Prototype Model Ending in Pennsylvania

Posted April 19, 2019 by Premier Disability Services, LLC®

The process of applying for federal disability assistance will change this week in Pennsylvania — and for many applicants, it will become longer and more complicated. Anyone applying for Social Security Disability Insurance Benefits, Supplemental Security Income, or both, will face an additional step in what already can be a lengthy process. The change is being criticized by disability advocates, attorneys and members of Congress.

U.S. Sen. Bob Casey, D-Pa., last week called the change “an attack on individuals with disabilities,” and said the extra step will make “obtaining disability benefits more complicated and more frustrating for Pennsylvanians.”

Currently, anyone applying for disability assistance whose initial application is denied can request a hearing before an administrative law judge. The average wait from a hearing request until disposition of a claim is 524 days, roughly 17 months. Starting April 20, 2019, an applicant denied at this first stage must instead file an appeal in a process called reconsideration. If they are turned down a second time, then they can request a hearing.

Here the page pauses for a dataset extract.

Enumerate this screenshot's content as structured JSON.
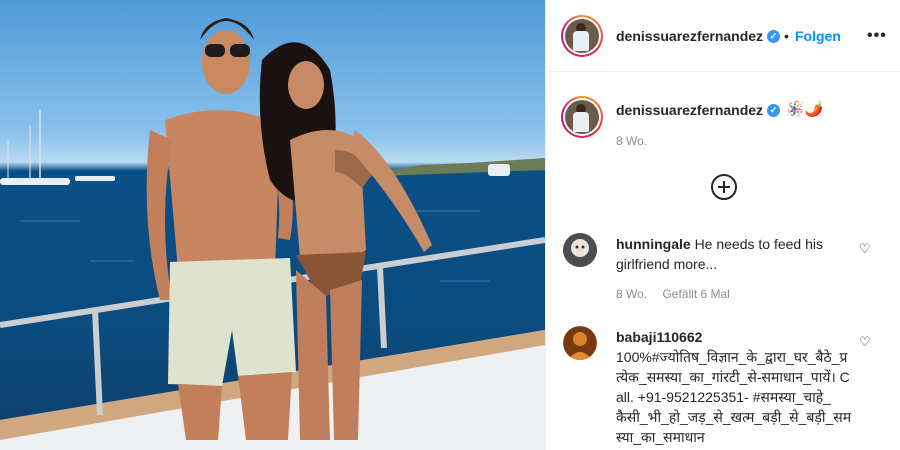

Pennsylvania is one of 10 states that has not had reconsideration since 1999. The reconsideration process is being reinstated so that there is a uniform process for disability claimants across the country, said Daniel O’Connor, a regional spokesman for the Social Security Administration. Mr. O’Connor said this will also lead to earlier decisions for some applicants.

Nationally, about 13 percent of applicants are approved at the reconsideration stage, but for those who aren’t approved, it adds an average of 101 days to the process. It will also halt the process for some altogether, advocates say.

“Many claimants and representatives view reconsideration as a meaningless step, a rubber stamp, of the decision of the original denial,” advocate Lisa Ekman testified last year before a Congressional subcommittee on Social Security. “This procedural hurdle can cause many claimants to abandon their appeals despite the fact that they meet the statutory definition of disability,” testified Ms. Ekman, now director of government affairs for the National Organization of Social Security Claimants’ Representatives.

Existing applications are impacted by the change and are not grandfathered in to the prior process.

The change “will be very confusing and time consuming for people with disabilities,” said U.S. Rep. Dwight Evans, D-Philadelphia, speaking at a press conference Wednesday at Community Legal Services in Philadelphia. He encouraged Pennsylvanians impacted by the change to contact their members of Congress. “We will be very vigilant in following up on this particular issue,” he said.

If you or someone you know is unable to work due to a medical condition, please contact us for a free evaluation of your case!


By: Joyce Trudeau of Premier Disablity Services, LLC®